Have you heard a cheer coming from one of your neighbors’ homes during the past couple of weeks? Have you seen a co-worker with a sly smile when water cooler chatter turns to baseball? Or noticed an obscure blue cap with a red “C” that you don’t recognize?
Chances are good you were in the presence of a Chicago Cubs fan. We do exist in this area. We have learned to keep it to ourselves. No, it is not shame. We understand we should never be ashamed of an allegiance to a team. We also understand the heartbreak of disappointment. We’ve felt it for years. And maybe we’ll feel it again. But for right now, we’ve earned our right to cheer! And we’ve learned to accept the wrath of others when expressing the jubilation.
Being a Cubs fan is a tough job, especially in this area. I, like many others, inherited the status. My father was a Cubs fan. And, as his oldest child, it was only natural that I supported the team he called his favorite. I can remember watching the Cubs game on the final night I spent with him prior to his death in 2002. They weren’t very successful that year (I know, shocker), but it didn’t rattle his loyalty. And together, we shared those famous words that we’ve learned so well — maybe next year!
Well, that year has come. We have something to be proud of and a group of young men that deserve our support. They have devoted their entire summer to get to this place — a place unfamiliar to their predecessors, we know.
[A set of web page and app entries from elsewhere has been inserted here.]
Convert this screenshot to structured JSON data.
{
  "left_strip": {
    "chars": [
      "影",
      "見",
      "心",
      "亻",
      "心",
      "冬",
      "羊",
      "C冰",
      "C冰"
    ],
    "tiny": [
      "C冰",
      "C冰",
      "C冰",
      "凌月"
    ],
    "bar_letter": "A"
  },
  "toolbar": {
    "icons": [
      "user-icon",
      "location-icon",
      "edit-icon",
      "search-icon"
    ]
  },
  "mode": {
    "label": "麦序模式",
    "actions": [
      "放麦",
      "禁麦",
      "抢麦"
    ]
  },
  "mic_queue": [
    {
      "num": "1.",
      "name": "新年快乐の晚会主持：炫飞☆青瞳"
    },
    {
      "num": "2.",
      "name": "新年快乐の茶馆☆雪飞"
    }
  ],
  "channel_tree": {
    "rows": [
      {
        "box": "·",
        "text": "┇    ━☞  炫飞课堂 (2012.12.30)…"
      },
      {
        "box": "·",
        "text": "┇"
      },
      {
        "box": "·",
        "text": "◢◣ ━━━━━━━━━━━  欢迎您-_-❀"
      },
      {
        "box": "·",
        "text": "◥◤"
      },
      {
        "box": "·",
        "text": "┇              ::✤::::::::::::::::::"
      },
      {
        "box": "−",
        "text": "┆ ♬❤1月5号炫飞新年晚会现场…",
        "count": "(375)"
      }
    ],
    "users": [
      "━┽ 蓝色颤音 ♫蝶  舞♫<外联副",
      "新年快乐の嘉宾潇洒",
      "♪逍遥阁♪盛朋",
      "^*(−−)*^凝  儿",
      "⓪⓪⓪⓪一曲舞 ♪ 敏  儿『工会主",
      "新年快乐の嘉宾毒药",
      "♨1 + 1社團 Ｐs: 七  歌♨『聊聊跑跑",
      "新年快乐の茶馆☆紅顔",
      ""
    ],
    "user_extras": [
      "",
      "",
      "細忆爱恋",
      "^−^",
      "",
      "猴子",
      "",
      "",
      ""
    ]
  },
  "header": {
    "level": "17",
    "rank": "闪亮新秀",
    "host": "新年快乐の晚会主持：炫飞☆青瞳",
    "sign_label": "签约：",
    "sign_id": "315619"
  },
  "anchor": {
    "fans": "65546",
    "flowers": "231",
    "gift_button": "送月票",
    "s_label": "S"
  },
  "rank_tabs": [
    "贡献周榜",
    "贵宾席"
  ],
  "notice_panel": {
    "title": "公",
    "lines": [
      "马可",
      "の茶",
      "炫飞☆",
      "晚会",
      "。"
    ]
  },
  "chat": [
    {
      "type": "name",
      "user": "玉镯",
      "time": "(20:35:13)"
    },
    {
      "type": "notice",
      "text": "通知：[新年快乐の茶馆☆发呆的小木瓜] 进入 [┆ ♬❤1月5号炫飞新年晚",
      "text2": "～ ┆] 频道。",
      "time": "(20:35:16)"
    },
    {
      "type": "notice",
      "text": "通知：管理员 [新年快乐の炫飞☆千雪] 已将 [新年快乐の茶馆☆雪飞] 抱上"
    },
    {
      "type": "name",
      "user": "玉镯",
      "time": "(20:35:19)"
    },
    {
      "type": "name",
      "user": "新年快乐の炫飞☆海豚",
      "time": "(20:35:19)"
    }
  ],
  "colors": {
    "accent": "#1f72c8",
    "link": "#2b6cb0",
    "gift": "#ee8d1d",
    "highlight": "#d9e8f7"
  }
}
So I thought it was time to point out to everyone the extent of our pain in hopes of maybe garnering a little understanding and, if you are feeling generous, at least a little support for this deserving team as the postseason begins. After all, don’t you think they’ve earned it? Hasn’t the last 100-plus years proven that patience deserves reward?
When the Cubs came to St. Louis this month, I decided it was time to come out of hiding and show my support. I wanted to let everyone know “this is my team.” First stop was trying to replace my worn Cubs shirt with a fresher look. After all, shirts can start to look a little tattered when worn daily in the confines of your own home. This was not an easy task, but I was successful in the hunt. (Thank you, Hibbett Sports, for recognizing there are Cubs fans that exist in this region.)
Ironically enough, I didn’t feel so alone at the game. The crowd was pretty evenly split. Cubs fans not only exist, they apparently travel with their team. I wasn’t afraid to sport that new Cubs shirt. After all, I’ve worn a Yankees jersey at Fenway Park — I’ve proven my bravery! But few seemed to notice. In fact, there was an air of “maybe next year” as the Cubs played to a 7-0 victory. A ray of hope — maybe Cardinals fans understand the pain of disappointment!
So, a final plea of compassion. Wouldn’t it be great if Cardinals fans everywhere stepped up and tempered the animosity for the postseason? Hug your Cubs fan neighbor. Wish their supporters good luck. Cheer them toward a World Series victory behind the closed doors of your home — they’re used to that. Recognize that a team of core players who average 25 years of age deserve your respect for what they’ve accomplished. It won’t hurt, I promise. And, if history repeats, you may not have to do it again for 100 years or so!
Kathy Turner is a freelance writer for AdVantage News.